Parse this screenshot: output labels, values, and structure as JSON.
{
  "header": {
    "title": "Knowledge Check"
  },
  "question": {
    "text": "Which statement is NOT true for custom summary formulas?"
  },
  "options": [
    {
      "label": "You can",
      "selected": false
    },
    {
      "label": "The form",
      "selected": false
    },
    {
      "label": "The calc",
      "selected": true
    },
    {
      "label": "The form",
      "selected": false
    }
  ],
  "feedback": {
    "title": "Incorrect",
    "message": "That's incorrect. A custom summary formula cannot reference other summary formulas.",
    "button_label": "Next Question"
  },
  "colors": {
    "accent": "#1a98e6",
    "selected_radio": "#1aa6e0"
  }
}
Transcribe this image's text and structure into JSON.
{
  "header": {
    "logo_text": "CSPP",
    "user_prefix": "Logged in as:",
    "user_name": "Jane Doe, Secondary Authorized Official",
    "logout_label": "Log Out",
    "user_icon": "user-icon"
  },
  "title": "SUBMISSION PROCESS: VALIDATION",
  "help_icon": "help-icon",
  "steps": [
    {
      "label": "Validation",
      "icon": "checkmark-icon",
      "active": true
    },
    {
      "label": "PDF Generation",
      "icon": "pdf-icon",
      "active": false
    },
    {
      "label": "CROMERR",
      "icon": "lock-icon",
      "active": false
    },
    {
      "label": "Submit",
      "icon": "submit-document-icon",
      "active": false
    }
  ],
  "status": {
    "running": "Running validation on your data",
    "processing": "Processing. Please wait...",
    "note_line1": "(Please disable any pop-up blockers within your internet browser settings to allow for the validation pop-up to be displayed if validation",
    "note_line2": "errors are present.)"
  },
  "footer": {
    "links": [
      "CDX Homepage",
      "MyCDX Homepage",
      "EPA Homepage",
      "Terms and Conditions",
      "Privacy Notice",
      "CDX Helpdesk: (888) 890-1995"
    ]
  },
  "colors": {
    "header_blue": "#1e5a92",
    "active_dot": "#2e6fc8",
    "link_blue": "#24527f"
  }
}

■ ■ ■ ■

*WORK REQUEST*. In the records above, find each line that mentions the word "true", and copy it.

*SOLUTION*.
    "text": "Which statement is NOT true for custom summary formulas?"
      "selected": true
      "active": true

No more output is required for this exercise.